That being said, constitutional legitimacy is threatened by political outbidding and revolution. The legitimate exchange or handover of power and social justice are vulnerable in the face of political and economic corruption, which is why disorder, instability and war have always been part of the autocrat’s culture and mentality.
Sherko Kirmanj, a visiting senior lecturer at the University of Utara Malaysia and the author of Identity and Nation in Iraq, believes the question of legitimacy is one problem that faces the Middle East.
“One of the major problems confronting Middle Eastern societies is that the process of modernity in the region is not home-grown, but rather an imposed one. Modernity with all its dimensions and outcomes, including the nation-state, secularism, democratization, freedom, etc, were alien concepts introduced into Middle Eastern societies in the late 19th and early 20th centuries. The introduction of these concepts and the values that embrace such equality, justice, fairness, freedom of speech and freedom of religion—just to name a few—led to a clash with local and traditional values of these societies.”
In the End
Western leaders and institutions have a limited understanding and familiarity with Middle Eastern societies, cultures and politics. This often leads to a focus on increasing arms and ammunition supplies and offering military training, especially in times of a violent insurgency, instead of the much-needed humanitarian, educational and developmental aid. This creates an ongoing cycle, wherein whoever has the most military strength holds power and steps into the same pattern of governmental rule.

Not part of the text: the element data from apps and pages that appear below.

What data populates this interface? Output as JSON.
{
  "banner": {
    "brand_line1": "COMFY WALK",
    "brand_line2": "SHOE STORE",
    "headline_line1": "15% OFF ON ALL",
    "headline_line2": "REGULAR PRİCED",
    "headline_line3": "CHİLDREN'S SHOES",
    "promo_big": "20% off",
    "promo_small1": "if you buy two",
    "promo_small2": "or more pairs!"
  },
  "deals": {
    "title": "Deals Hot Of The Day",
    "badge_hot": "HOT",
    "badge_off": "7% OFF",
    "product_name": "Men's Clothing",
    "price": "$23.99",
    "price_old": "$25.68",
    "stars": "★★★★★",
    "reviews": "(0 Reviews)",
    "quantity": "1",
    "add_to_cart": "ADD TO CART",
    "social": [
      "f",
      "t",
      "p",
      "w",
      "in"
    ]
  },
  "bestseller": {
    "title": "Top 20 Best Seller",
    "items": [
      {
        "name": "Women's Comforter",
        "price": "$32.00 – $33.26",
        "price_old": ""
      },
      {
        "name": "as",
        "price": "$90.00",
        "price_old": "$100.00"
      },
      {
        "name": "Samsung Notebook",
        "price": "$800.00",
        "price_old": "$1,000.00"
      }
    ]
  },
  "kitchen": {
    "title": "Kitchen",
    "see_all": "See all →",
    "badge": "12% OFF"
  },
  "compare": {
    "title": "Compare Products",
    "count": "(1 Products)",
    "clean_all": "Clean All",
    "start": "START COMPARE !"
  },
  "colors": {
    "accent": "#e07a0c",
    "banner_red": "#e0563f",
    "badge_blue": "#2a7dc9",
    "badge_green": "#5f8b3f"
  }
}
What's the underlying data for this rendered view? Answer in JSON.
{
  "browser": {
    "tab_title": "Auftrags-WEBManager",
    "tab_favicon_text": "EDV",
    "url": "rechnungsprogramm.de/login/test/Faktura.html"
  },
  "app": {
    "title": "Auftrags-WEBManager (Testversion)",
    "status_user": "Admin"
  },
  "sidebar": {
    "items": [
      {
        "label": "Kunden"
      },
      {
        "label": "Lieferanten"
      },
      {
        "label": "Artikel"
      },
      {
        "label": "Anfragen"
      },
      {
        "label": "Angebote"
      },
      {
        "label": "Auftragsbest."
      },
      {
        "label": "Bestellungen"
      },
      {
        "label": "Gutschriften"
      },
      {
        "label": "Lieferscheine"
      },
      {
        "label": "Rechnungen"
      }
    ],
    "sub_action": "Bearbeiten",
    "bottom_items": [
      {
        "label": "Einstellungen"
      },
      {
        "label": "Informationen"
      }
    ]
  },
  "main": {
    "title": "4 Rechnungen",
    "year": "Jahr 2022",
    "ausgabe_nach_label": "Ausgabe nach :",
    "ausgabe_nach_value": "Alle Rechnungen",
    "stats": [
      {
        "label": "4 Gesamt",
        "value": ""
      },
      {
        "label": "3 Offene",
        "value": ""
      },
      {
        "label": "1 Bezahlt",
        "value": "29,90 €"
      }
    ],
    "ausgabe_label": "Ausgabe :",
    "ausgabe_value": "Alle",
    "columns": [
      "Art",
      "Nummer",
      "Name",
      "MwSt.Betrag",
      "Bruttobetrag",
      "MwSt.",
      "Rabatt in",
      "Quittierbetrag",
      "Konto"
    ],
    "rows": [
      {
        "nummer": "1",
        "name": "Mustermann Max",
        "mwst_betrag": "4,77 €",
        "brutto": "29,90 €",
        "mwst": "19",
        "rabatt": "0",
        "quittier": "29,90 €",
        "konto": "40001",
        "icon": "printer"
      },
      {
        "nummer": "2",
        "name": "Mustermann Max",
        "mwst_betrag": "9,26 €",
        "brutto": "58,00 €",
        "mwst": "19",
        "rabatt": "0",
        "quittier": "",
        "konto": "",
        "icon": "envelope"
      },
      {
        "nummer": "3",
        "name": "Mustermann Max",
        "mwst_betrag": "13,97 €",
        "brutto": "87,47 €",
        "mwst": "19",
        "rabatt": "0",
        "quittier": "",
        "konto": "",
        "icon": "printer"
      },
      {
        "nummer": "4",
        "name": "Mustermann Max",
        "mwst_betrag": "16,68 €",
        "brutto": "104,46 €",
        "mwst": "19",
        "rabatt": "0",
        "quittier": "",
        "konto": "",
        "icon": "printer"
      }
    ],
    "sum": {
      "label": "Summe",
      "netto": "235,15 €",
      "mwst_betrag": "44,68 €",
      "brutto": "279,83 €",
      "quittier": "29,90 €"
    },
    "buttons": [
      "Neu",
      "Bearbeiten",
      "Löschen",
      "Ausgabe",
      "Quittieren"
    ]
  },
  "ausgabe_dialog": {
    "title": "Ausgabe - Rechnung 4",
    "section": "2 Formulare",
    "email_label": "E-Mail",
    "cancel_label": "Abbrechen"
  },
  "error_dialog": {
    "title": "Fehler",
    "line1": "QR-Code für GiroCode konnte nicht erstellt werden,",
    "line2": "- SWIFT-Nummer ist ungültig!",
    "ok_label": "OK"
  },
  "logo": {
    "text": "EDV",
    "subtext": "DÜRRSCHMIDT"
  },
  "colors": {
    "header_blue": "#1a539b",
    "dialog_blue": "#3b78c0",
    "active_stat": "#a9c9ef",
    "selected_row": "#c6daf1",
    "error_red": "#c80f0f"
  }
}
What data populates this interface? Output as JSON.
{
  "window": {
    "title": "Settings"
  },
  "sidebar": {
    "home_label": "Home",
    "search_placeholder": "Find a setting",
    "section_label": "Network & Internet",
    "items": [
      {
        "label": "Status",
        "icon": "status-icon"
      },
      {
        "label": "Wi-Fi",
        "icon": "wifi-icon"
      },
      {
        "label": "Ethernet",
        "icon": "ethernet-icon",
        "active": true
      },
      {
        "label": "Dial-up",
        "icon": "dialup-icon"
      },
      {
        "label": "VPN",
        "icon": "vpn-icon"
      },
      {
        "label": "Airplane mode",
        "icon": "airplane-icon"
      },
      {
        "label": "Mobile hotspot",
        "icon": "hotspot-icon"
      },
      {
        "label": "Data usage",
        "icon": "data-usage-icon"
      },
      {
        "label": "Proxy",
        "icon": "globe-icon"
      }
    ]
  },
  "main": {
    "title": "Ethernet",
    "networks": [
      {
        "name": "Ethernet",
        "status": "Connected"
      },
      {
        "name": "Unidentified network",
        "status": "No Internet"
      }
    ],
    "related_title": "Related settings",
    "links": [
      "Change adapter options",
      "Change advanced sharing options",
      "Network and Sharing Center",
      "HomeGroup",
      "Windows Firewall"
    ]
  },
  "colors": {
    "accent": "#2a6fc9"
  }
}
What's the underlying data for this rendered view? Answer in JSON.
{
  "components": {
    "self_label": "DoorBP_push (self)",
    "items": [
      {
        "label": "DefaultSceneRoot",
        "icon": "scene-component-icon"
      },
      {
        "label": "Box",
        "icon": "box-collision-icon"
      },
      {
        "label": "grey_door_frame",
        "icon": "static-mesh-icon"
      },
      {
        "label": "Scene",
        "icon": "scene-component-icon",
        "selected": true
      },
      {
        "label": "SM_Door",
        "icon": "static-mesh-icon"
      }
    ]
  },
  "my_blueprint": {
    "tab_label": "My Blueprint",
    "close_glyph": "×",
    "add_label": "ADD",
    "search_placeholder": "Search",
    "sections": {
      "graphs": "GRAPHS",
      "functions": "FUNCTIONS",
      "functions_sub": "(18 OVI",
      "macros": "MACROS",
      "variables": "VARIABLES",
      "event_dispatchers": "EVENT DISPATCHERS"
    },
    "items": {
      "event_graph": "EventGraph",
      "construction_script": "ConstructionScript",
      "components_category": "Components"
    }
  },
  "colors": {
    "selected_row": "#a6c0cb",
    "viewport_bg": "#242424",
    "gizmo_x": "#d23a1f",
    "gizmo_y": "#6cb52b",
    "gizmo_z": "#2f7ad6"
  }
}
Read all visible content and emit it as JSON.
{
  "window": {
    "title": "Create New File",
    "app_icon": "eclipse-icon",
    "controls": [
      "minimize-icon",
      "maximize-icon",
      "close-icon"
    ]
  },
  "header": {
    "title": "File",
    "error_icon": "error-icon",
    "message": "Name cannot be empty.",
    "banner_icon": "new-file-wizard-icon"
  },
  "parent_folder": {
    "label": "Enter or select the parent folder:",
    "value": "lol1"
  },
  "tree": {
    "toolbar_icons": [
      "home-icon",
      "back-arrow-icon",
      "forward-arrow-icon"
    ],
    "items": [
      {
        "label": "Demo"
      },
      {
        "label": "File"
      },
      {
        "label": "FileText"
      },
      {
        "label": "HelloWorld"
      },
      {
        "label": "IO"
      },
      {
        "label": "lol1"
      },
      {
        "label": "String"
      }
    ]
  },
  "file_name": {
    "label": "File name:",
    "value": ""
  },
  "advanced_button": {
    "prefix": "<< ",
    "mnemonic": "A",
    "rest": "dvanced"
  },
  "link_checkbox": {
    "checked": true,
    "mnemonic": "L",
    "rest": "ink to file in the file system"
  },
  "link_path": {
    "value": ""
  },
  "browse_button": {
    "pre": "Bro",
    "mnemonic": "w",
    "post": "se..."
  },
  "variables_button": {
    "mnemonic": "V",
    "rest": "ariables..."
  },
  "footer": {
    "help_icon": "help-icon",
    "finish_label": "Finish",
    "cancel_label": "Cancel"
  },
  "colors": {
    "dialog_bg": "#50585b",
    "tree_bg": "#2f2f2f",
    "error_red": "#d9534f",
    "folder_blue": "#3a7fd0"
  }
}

What has blinded the West is the age-old misconception that Middle Eastern societies are anti-civil society, anti-democracy and anti-multiculturalism. This thinking leads to the conclusion that these societies are doomed to remain in bloodshed, where the best treatment is the importing of more and more weapons. This approach fails to address the root problems and instead contributes to the cycle of violence.
The West must realize that the real danger lies in the empowerment of religious fanatics and systemic corruption that have replaced true critical thinking, quality education and effective institutions.
By publishing and glamorizing radical groups’ propaganda on media platforms such as YouTube, the West can demonstrate how significant a culture of diversity and rule of law is for consolidating democracy. These two elements—rule of law and a culture of diversity—are the only means through which autocracy and religious fundamentalism can be overthrown.
The views expressed in this article are the author’s own and do not necessarily reflect Fair Observer’s editorial policy.